Baby talk: speech guidelines for 12, 24 and 36 months
How to tell if your child's speech is developing at the right pace
You’re at the park, pre-school, church or play date and you can’t help but compare your child’s skills to the other kiddos playing. I’ve done it, you’ve done it, we all do it. Can they climb as high? Can they run as fast? Most importantly, though, can they tell the other children they want to play, too?
Communication is the foundation for building relationships and the process of going back and forth between people. If you can’t play with others nicely, make and keep a friend, or understand directions from adults, it will be difficult to interact with others. Those skills begin forming very early with that beautiful smile, adorable laugh and silly babble as infants.
Every child develops communication skills at their own pace. How do you know if they are on target or if they need to see a specialist? We want to make sure your child has developed some of these skills by certain ages. Here are some guidelines on what your child should be doing by 12, 24 and 36 months of age…
|Age||What You Should See and Hear ...|
If your child isn’t doing some of these things by these ages, don’t despair! Here are a few things you can be sure to try with your growing toddler…
- Imitate your baby’s communication, even if it is just a smile or coo. Adult conversation is all about turn-taking so teach this skill as early as possible!
- Play with sounds. Blow raspberries, cluck like a chicken, make fishy faces, and have fun doing it! This will help increase their awareness and their ability to make sounds.
- Talk about everything and give things a name! When bathing, feeding, and changing their diapers, talk about what you are doing. You might feel silly, but they are definitely listening!

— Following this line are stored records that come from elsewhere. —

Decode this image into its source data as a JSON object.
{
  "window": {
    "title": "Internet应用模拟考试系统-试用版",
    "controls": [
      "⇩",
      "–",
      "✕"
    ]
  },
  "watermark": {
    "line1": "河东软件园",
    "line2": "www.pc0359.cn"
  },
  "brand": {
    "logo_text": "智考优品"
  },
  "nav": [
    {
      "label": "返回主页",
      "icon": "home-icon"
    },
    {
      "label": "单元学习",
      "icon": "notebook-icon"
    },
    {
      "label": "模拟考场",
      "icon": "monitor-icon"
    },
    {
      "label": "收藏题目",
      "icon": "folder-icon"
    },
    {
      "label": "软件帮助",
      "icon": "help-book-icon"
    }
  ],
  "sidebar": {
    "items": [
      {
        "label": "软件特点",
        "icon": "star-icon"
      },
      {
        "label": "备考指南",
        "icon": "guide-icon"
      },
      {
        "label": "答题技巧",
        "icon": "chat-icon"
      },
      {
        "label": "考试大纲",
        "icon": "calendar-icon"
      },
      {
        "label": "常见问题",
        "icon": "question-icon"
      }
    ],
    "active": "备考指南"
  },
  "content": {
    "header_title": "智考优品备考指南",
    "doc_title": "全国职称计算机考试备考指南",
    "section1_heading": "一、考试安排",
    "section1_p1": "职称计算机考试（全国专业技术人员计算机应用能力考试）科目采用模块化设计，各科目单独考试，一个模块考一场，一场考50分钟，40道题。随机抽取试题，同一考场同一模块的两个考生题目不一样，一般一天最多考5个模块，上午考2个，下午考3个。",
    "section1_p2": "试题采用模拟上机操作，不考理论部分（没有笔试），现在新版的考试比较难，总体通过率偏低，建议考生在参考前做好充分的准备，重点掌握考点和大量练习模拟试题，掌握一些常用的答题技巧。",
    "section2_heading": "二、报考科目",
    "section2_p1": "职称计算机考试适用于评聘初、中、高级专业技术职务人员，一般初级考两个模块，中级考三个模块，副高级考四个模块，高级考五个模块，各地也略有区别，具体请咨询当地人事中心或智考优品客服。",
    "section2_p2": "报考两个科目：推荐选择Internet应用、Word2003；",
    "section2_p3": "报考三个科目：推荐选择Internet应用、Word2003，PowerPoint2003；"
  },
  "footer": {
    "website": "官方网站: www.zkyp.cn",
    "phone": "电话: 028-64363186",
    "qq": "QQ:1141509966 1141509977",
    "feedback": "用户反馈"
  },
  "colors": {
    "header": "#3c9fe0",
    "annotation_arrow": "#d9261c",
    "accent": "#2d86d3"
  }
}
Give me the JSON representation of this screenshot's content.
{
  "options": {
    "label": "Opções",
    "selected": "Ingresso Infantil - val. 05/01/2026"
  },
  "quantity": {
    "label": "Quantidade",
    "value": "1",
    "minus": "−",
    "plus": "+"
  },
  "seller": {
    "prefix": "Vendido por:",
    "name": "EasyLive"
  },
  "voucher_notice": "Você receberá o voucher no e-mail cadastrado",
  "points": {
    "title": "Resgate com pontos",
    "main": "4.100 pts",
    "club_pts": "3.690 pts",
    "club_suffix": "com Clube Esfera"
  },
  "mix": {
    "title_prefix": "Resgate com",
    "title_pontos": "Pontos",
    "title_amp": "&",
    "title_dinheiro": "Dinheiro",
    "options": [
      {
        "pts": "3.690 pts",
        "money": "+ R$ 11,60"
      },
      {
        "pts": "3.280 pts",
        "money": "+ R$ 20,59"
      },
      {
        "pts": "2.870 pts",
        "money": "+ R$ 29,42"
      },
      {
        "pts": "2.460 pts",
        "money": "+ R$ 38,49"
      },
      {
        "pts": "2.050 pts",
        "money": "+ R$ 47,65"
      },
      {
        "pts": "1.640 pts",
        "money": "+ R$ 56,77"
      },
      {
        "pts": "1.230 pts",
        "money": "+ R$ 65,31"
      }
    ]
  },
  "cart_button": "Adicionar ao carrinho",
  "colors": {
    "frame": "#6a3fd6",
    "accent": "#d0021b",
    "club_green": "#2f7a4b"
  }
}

- When your child makes an attempt at communicating, give them big praise, repeat what they said, and then expand it to a bigger phrase. (Example: “A car? Yes! That IS a car! Good job! Hi, car! Go, car, go!”)
You may feel as though your child just isn’t getting it. You may be right. It may take a higher level of intervention to get your child’s communication skills rolling. Speak with your pediatrician about a speech and language evaluation with your friendly speech-language pathologist. We’re happy to help!